**WORK ITEM:**
Copy the entire listing exactly.

**INPUT FOR THIS TASK:**
++++
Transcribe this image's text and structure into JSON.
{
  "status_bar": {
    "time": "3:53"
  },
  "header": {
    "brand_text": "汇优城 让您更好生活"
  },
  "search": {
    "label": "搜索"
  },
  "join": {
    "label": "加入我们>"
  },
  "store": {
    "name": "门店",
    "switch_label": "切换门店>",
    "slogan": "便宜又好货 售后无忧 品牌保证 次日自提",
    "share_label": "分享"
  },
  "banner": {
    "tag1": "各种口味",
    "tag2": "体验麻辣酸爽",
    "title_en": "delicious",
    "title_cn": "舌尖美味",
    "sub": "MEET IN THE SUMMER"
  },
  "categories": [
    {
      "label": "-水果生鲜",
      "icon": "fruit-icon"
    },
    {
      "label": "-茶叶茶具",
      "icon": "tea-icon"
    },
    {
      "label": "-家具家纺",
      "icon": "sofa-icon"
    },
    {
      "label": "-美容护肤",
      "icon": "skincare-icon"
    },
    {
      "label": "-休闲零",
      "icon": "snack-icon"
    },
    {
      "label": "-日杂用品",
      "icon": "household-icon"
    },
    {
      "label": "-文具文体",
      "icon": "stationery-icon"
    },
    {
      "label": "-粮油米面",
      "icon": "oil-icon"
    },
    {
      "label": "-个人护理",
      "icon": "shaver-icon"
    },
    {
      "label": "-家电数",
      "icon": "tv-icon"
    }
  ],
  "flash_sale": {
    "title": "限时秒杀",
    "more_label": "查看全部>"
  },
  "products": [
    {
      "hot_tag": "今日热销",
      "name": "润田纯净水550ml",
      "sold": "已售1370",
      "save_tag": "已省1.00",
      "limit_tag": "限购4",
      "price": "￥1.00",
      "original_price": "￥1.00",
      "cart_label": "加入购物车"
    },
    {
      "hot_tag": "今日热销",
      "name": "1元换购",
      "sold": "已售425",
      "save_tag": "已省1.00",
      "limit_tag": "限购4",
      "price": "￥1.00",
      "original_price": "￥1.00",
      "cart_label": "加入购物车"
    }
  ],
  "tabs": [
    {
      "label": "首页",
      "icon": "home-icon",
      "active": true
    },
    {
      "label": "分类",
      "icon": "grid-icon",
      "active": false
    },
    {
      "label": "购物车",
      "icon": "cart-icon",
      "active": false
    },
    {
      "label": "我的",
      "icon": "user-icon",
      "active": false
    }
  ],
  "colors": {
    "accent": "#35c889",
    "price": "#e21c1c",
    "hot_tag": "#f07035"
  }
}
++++
**RESULT OF THIS EXERCISE:**
Transcribe this image's text and structure into JSON.
{
  "status_bar": {
    "time": "3:53"
  },
  "header": {
    "brand_text": "汇优城 让您更好生活"
  },
  "search": {
    "label": "搜索"
  },
  "join": {
    "label": "加入我们>"
  },
  "store": {
    "name": "门店",
    "switch_label": "切换门店>",
    "slogan": "便宜又好货 售后无忧 品牌保证 次日自提",
    "share_label": "分享"
  },
  "banner": {
    "tag1": "各种口味",
    "tag2": "体验麻辣酸爽",
    "title_en": "delicious",
    "title_cn": "舌尖美味",
    "sub": "MEET IN THE SUMMER"
  },
  "categories": [
    {
      "label": "-水果生鲜",
      "icon": "fruit-icon"
    },
    {
      "label": "-茶叶茶具",
      "icon": "tea-icon"
    },
    {
      "label": "-家具家纺",
      "icon": "sofa-icon"
    },
    {
      "label": "-美容护肤",
      "icon": "skincare-icon"
    },
    {
      "label": "-休闲零",
      "icon": "snack-icon"
    },
    {
      "label": "-日杂用品",
      "icon": "household-icon"
    },
    {
      "label": "-文具文体",
      "icon": "stationery-icon"
    },
    {
      "label": "-粮油米面",
      "icon": "oil-icon"
    },
    {
      "label": "-个人护理",
      "icon": "shaver-icon"
    },
    {
      "label": "-家电数",
      "icon": "tv-icon"
    }
  ],
  "flash_sale": {
    "title": "限时秒杀",
    "more_label": "查看全部>"
  },
  "products": [
    {
      "hot_tag": "今日热销",
      "name": "润田纯净水550ml",
      "sold": "已售1370",
      "save_tag": "已省1.00",
      "limit_tag": "限购4",
      "price": "￥1.00",
      "original_price": "￥1.00",
      "cart_label": "加入购物车"
    },
    {
      "hot_tag": "今日热销",
      "name": "1元换购",
      "sold": "已售425",
      "save_tag": "已省1.00",
      "limit_tag": "限购4",
      "price": "￥1.00",
      "original_price": "￥1.00",
      "cart_label": "加入购物车"
    }
  ],
  "tabs": [
    {
      "label": "首页",
      "icon": "home-icon",
      "active": true
    },
    {
      "label": "分类",
      "icon": "grid-icon",
      "active": false
    },
    {
      "label": "购物车",
      "icon": "cart-icon",
      "active": false
    },
    {
      "label": "我的",
      "icon": "user-icon",
      "active": false
    }
  ],
  "colors": {
    "accent": "#35c889",
    "price": "#e21c1c",
    "hot_tag": "#f07035"
  }
}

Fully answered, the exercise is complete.